:: Try it ::
Show each line of the entries below in which the word "title" appears.

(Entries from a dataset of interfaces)
◆ ◆ ◆ ◆ ◆ ◆ ◆

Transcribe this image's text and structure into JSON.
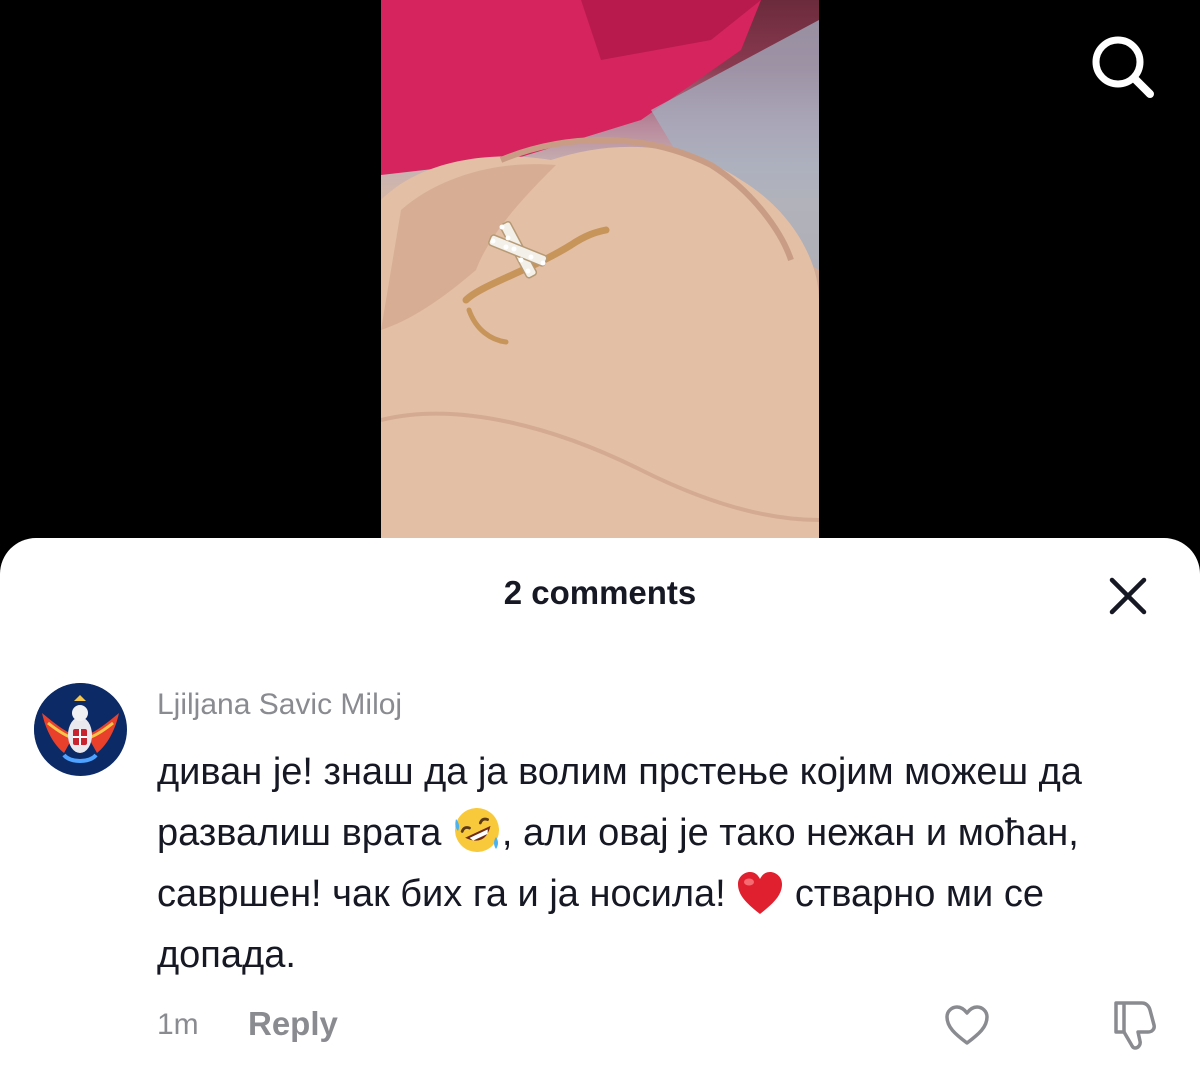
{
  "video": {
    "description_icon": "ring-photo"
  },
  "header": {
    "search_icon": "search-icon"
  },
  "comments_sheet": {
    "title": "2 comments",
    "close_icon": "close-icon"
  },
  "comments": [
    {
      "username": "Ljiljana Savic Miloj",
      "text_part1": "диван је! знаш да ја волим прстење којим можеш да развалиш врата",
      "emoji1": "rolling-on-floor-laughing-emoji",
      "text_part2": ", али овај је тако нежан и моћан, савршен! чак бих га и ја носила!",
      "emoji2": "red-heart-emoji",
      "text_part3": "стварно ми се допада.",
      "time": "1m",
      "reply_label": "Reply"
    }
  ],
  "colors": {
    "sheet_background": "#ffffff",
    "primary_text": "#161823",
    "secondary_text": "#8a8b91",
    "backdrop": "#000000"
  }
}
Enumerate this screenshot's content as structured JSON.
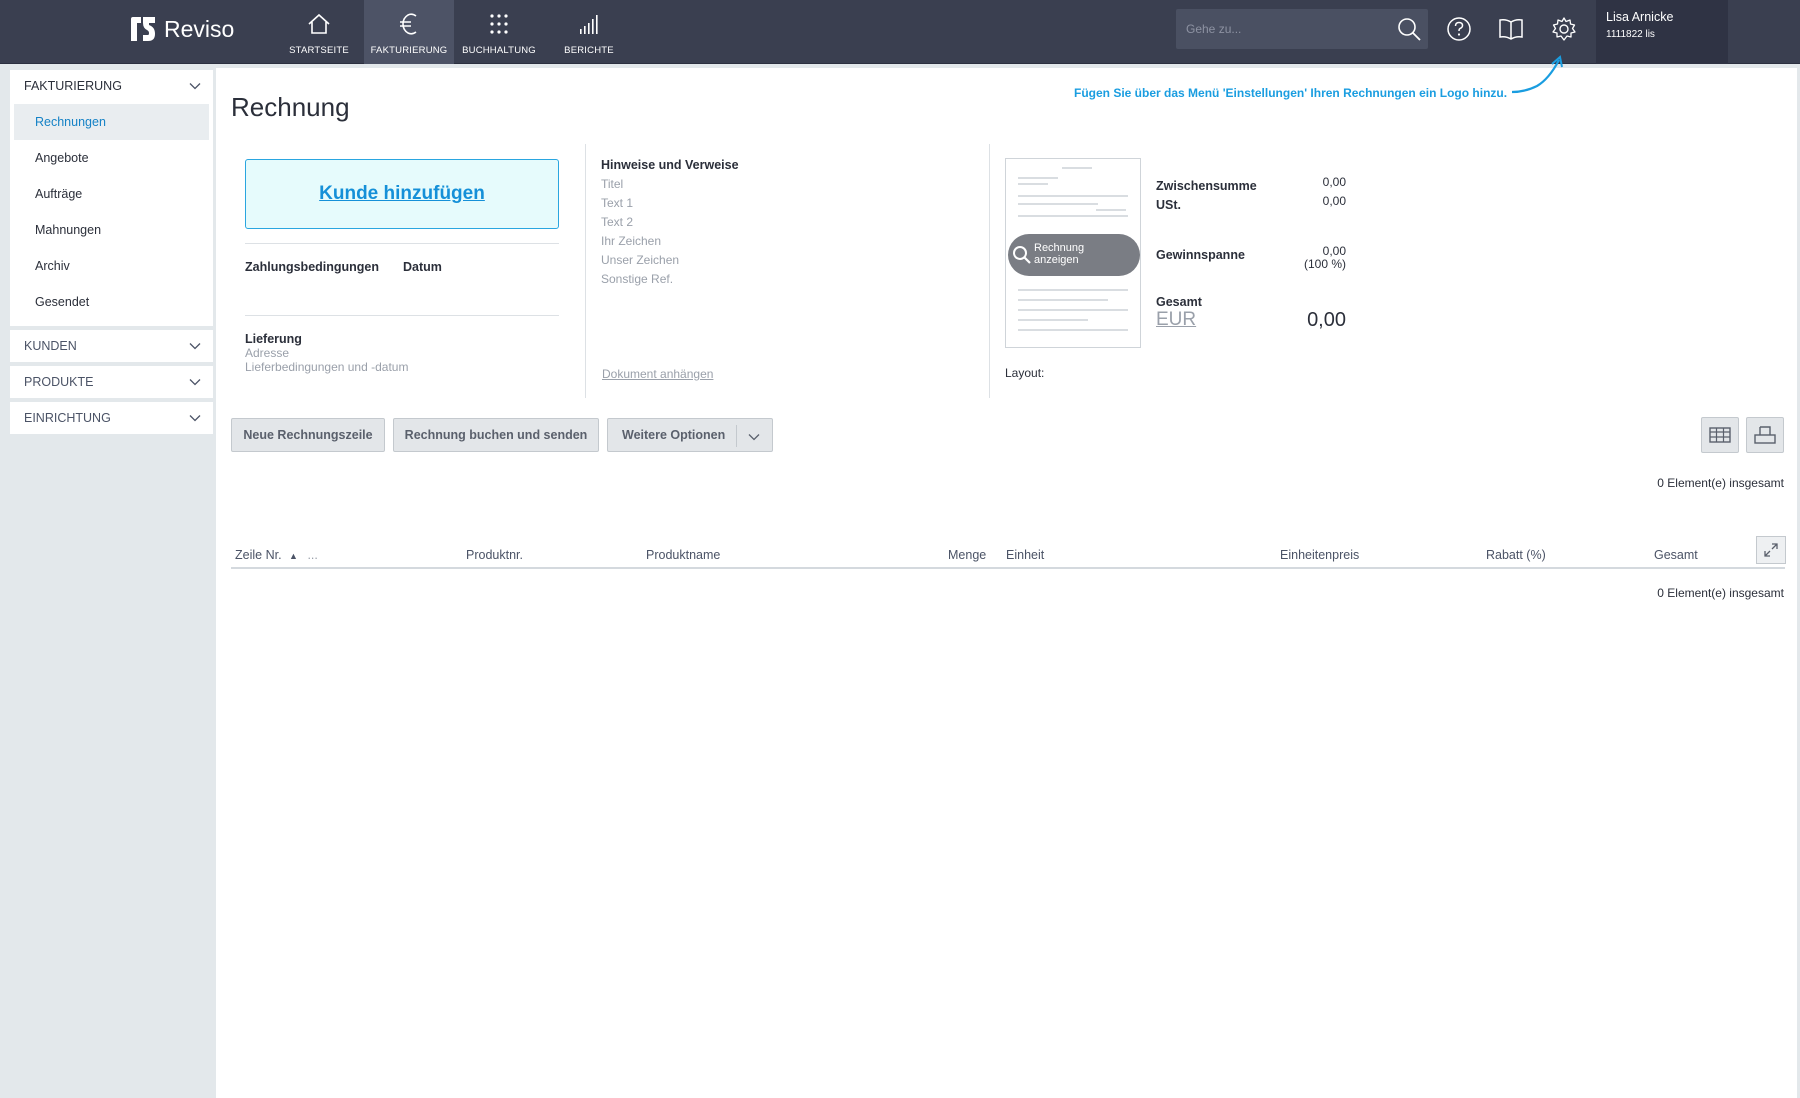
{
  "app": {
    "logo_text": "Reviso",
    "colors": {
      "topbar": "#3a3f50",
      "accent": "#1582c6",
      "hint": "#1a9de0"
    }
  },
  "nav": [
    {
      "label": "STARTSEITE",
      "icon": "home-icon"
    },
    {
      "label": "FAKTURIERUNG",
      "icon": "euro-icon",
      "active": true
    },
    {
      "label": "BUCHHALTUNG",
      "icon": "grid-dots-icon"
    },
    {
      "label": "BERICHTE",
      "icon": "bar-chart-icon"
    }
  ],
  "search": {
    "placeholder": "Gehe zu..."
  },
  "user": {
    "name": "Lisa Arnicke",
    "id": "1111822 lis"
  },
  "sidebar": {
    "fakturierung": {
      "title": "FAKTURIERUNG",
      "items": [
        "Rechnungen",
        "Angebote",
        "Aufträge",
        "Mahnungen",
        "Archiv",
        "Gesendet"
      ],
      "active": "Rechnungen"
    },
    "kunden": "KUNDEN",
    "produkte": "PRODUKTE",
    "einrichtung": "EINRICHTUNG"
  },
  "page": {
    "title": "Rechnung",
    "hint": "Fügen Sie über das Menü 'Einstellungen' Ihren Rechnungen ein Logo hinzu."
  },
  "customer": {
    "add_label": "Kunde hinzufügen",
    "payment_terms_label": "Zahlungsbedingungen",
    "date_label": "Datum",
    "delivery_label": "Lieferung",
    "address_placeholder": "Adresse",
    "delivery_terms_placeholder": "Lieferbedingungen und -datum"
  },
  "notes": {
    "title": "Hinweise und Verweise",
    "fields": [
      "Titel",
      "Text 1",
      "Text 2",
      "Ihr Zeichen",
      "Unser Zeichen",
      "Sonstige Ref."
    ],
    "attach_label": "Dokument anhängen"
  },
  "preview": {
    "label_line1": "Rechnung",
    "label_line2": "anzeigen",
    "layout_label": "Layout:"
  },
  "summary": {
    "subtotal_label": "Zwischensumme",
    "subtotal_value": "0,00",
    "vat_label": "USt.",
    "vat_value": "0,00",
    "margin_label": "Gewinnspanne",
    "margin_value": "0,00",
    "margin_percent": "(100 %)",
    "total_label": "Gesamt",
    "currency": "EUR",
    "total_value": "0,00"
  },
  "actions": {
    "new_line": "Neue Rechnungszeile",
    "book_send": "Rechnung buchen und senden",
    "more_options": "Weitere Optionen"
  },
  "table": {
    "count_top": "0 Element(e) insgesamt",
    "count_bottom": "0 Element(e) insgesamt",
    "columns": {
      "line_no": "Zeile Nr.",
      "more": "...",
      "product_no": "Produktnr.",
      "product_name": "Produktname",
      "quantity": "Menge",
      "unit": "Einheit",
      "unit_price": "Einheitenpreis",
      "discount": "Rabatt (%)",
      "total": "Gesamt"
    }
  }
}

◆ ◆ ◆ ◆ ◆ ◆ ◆

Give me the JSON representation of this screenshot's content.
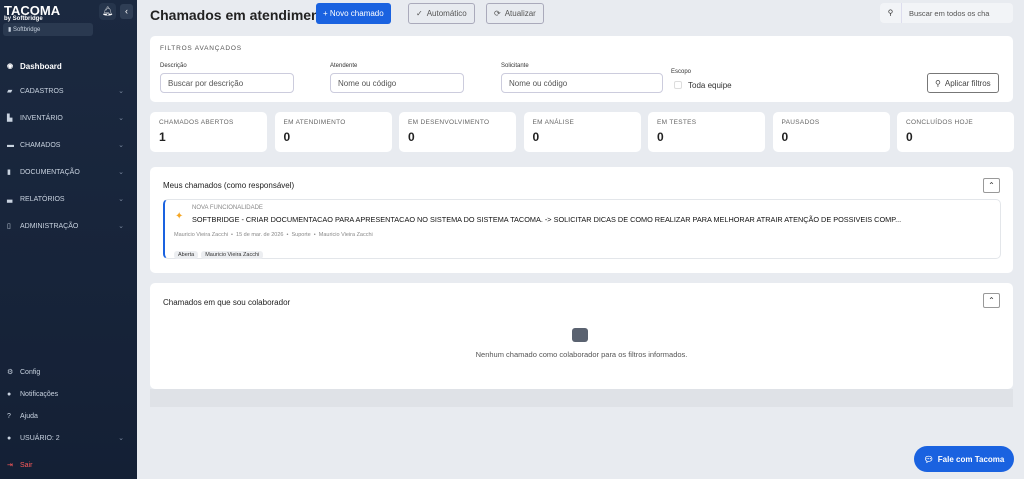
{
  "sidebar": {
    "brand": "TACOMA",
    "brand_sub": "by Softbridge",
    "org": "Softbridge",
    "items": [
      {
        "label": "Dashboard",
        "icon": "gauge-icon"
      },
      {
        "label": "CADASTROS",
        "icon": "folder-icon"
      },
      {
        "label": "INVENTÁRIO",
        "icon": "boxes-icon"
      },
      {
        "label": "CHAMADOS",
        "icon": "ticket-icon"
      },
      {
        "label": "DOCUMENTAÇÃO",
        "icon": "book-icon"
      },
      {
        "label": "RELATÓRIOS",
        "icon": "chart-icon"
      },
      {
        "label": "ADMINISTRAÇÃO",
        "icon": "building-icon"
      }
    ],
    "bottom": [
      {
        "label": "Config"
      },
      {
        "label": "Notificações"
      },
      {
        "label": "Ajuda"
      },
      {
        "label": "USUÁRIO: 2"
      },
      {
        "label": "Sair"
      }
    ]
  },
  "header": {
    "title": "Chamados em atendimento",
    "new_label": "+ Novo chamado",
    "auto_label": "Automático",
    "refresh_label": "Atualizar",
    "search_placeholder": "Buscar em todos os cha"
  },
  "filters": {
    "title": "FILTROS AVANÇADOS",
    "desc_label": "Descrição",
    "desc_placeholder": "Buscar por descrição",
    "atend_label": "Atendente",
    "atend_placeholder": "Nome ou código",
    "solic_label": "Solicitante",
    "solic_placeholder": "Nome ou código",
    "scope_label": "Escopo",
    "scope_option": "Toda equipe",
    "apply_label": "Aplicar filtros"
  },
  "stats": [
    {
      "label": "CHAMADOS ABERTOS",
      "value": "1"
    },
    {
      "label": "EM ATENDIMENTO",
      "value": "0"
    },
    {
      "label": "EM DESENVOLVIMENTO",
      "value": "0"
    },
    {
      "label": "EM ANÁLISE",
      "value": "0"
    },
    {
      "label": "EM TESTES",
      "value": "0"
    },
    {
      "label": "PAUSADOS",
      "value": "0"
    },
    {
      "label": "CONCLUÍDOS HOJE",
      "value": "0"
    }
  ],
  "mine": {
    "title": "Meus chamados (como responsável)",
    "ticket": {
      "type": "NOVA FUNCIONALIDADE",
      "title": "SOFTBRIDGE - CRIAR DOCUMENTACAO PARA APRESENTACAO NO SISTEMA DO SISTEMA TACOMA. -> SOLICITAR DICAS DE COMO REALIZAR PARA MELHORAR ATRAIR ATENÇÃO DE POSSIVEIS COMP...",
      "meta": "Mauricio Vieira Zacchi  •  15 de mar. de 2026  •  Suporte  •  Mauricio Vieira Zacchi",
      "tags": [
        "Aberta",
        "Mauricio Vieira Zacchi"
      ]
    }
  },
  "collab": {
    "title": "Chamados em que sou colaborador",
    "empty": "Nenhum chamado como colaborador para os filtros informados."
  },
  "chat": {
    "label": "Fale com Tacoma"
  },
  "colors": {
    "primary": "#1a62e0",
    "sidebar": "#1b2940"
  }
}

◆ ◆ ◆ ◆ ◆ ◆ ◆

:: Answer for this exercise ::
    "title": "2 comments",
      "title": "FAKTURIERUNG",
    "title": "Rechnung",
    "title": "Hinweise und Verweise",
    "title": "Chamados em atendimento",
    "title": "FILTROS AVANÇADOS",
    "title": "Meus chamados (como responsável)",
      "title": "SOFTBRIDGE - CRIAR DOCUMENTACAO PARA APRESENTACAO NO SISTEMA DO SISTEMA TACOMA. -> SOLICITAR DICAS DE COMO REALIZAR PARA MELHORAR ATRAIR ATENÇÃO DE POSSIVEIS COMP...",
    "title": "Chamados em que sou colaborador",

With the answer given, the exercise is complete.